Books are much more affordable and accessible today than they were in the past, thanks to innovations in printing and digital technology. This article explores how Gutenberg’s printing press and Project Gutenberg’s eBooks have dramatically reduced the cost and increased the availability of books over time.


Gutenberg innovated the printing press around 1440. At that time, the average book cost around 135 days of labor, ranging from 15 days for a short book to 256 days for a major work. If each day contains eight hours of work, the average book will cost 1,080 hours. Today, blue-collar hourly compensation rate in the U.S. (wages and benefits) is around $32.54. Holding everything else constant, if there had been no book innovation since 1439, the money price of a typical book would be $35,143 today.

On July 4, 1971, Michael S. Hart created one of the first eBooks when he typed the Declaration of Independence on his computer and distributed the file to all his friends. He went on to found Project Gutenberg to encourage the creation and free distribution of eBooks. In the last 50 years, with the help of thousands of volunteers, the project has created a 67,000-volume library of books in over 60 languages and dialects.

If it weren’t for Gutenberg and his press and Hart and his computer, it would cost $2,354,594,400 to have such a 67,000-volume library. Yet that library is almost free today. As the Nobel Prize-winning economist Paul Romer would say, knowledge has increasing returns. Knowledge tends to make it easier to create and discover new knowledge. Knowledge can and sometimes does “go exponential.”

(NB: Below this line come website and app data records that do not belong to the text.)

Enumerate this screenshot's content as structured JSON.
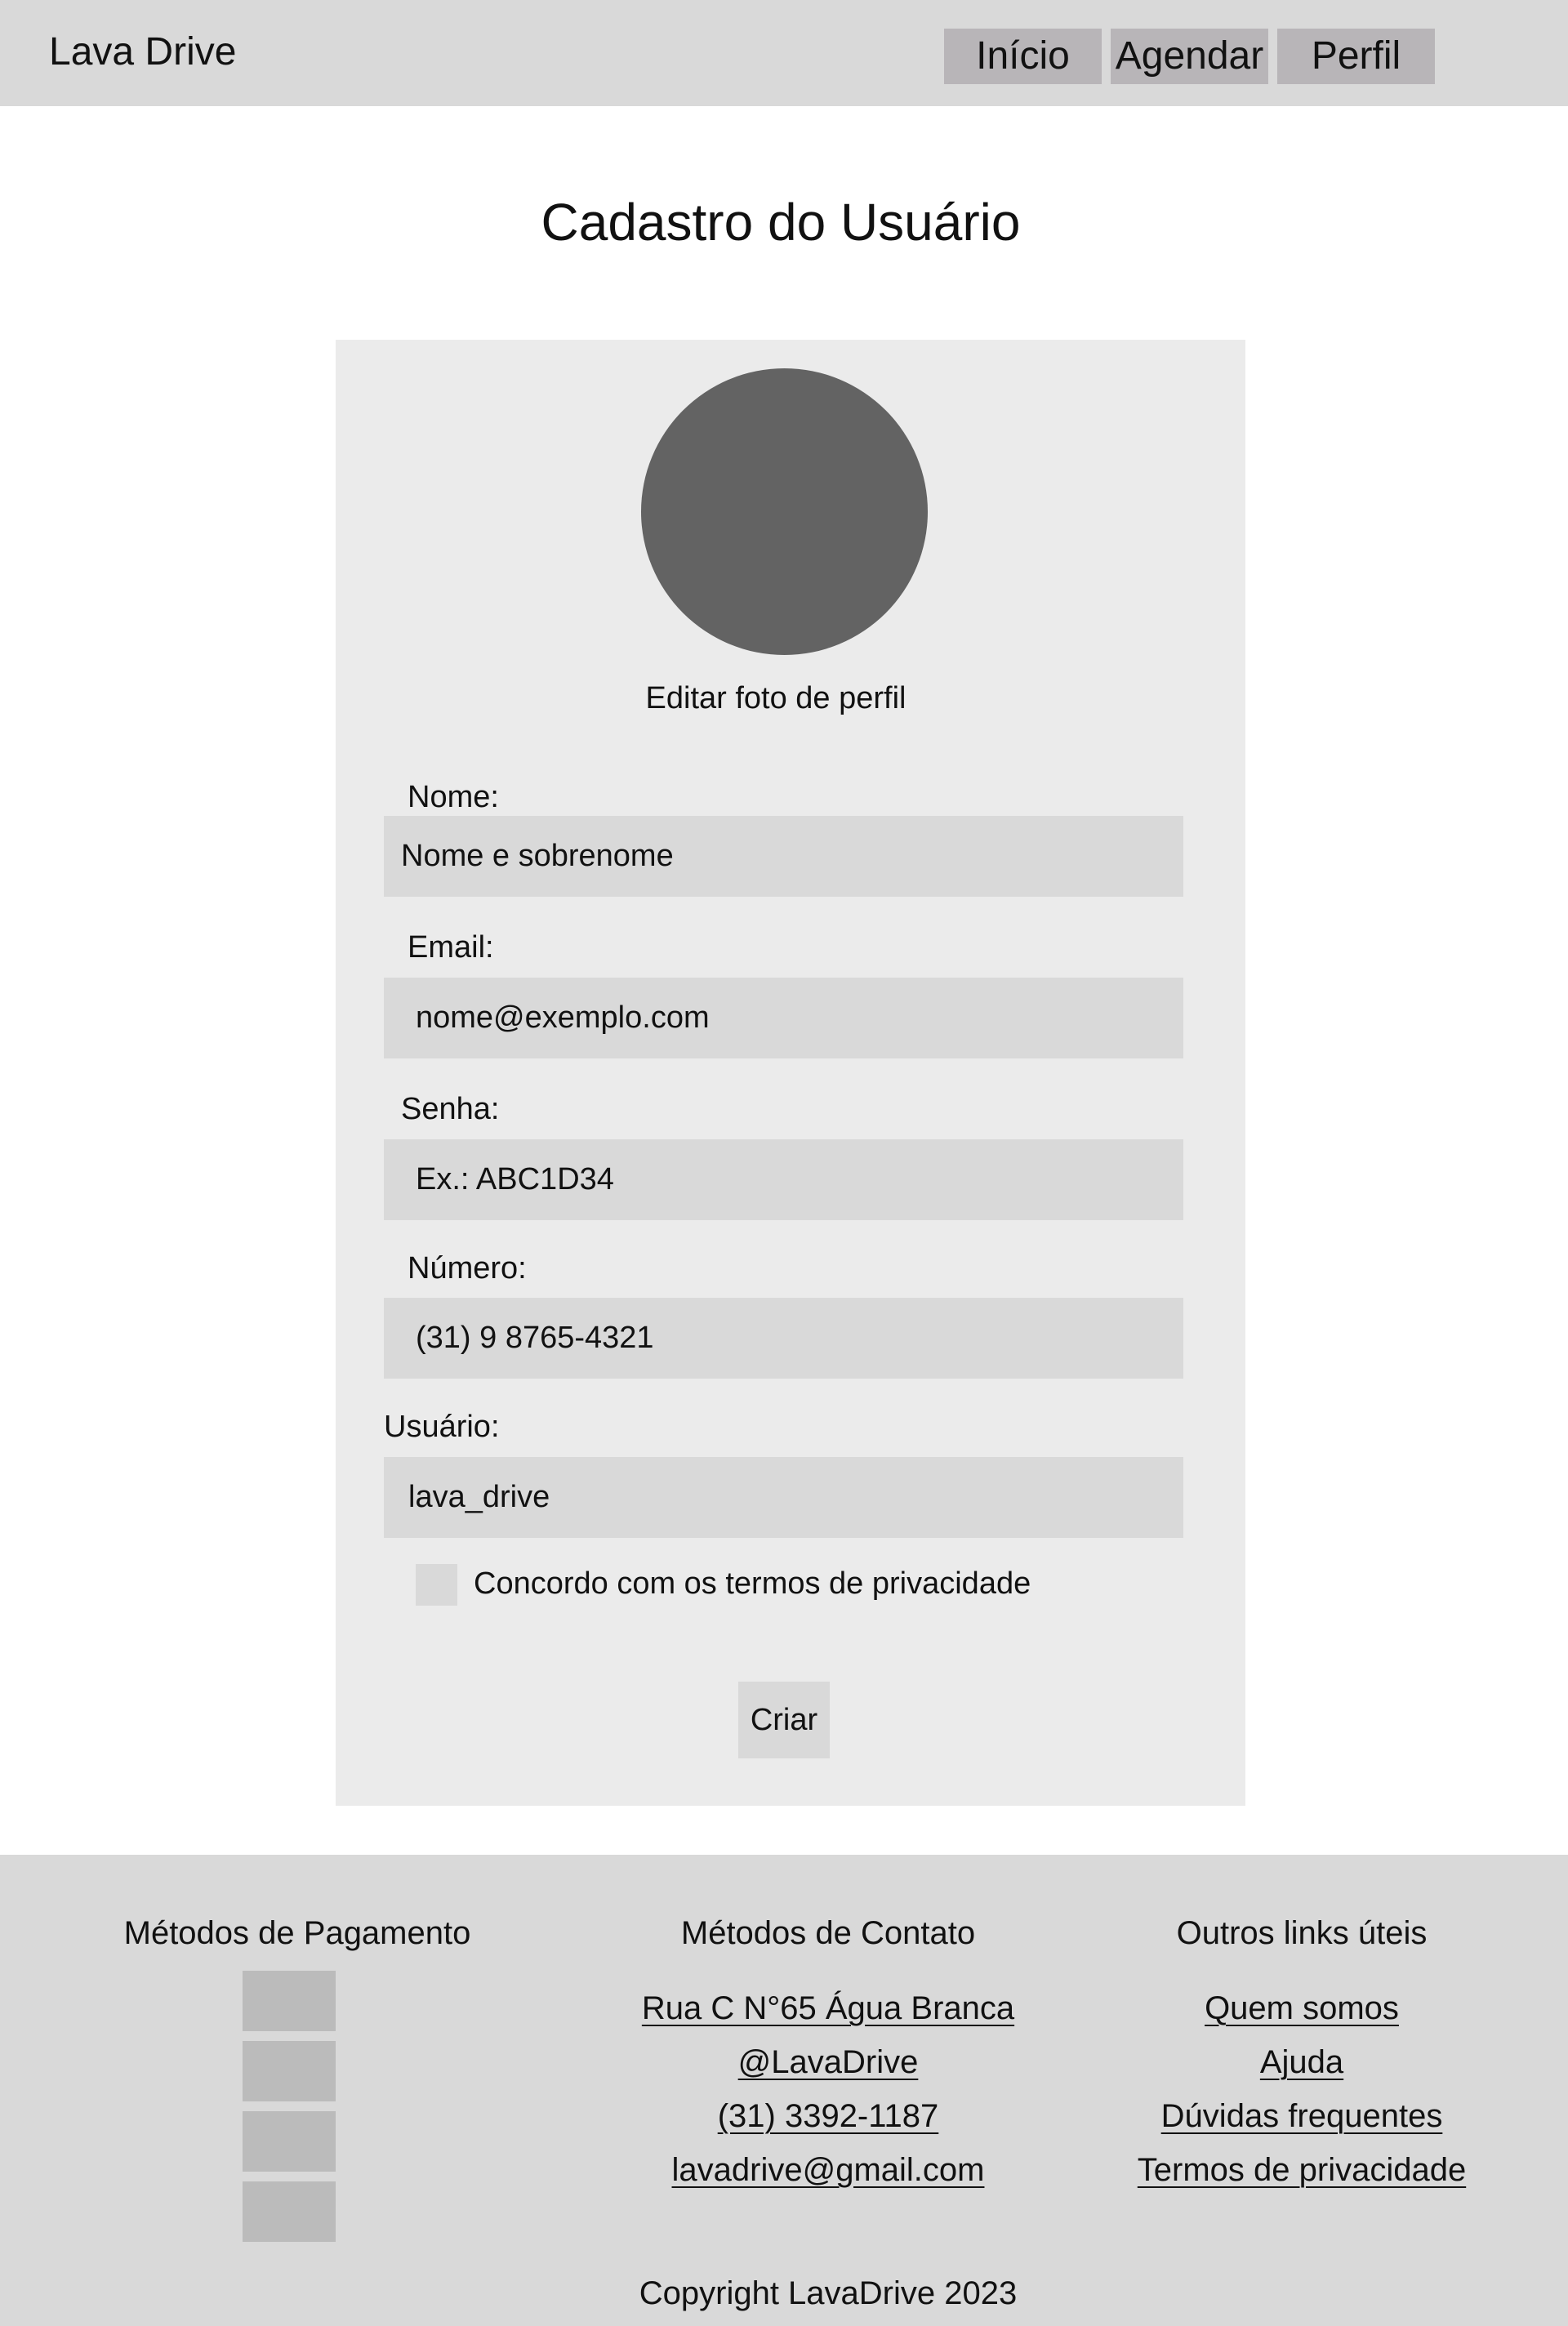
{
  "header": {
    "brand": "Lava Drive",
    "nav": {
      "inicio": "Início",
      "agendar": "Agendar",
      "perfil": "Perfil"
    }
  },
  "page": {
    "title": "Cadastro do Usuário"
  },
  "form": {
    "avatar_icon": "profile-photo-placeholder",
    "edit_photo_label": "Editar foto de perfil",
    "fields": {
      "nome": {
        "label": "Nome:",
        "value": "Nome e sobrenome"
      },
      "email": {
        "label": "Email:",
        "value": "nome@exemplo.com"
      },
      "senha": {
        "label": "Senha:",
        "value": "Ex.: ABC1D34"
      },
      "numero": {
        "label": "Número:",
        "value": "(31) 9 8765-4321"
      },
      "usuario": {
        "label": "Usuário:",
        "value": "lava_drive"
      }
    },
    "privacy_checkbox": {
      "label": "Concordo com os termos de privacidade",
      "checked": false
    },
    "submit_label": "Criar"
  },
  "footer": {
    "payment": {
      "title": "Métodos de Pagamento",
      "methods_count": 4
    },
    "contact": {
      "title": "Métodos de Contato",
      "items": [
        "Rua C N°65 Água Branca",
        "@LavaDrive",
        "(31) 3392-1187",
        "lavadrive@gmail.com"
      ]
    },
    "links": {
      "title": "Outros links úteis",
      "items": [
        "Quem somos",
        "Ajuda",
        "Dúvidas frequentes",
        "Termos de privacidade"
      ]
    },
    "copyright": "Copyright LavaDrive 2023"
  },
  "colors": {
    "header_bg": "#d9d9d9",
    "nav_button_bg": "#b8b5b8",
    "card_bg": "#ebebeb",
    "input_bg": "#d9d9d9",
    "avatar": "#636363",
    "footer_bg": "#d9d9d9",
    "payment_box": "#bbbbbb"
  }
}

In 2022 we can all enjoy reading a great book for free and use our extra 1,080 hours to create some other valuable new knowledge to share with the rest of the world.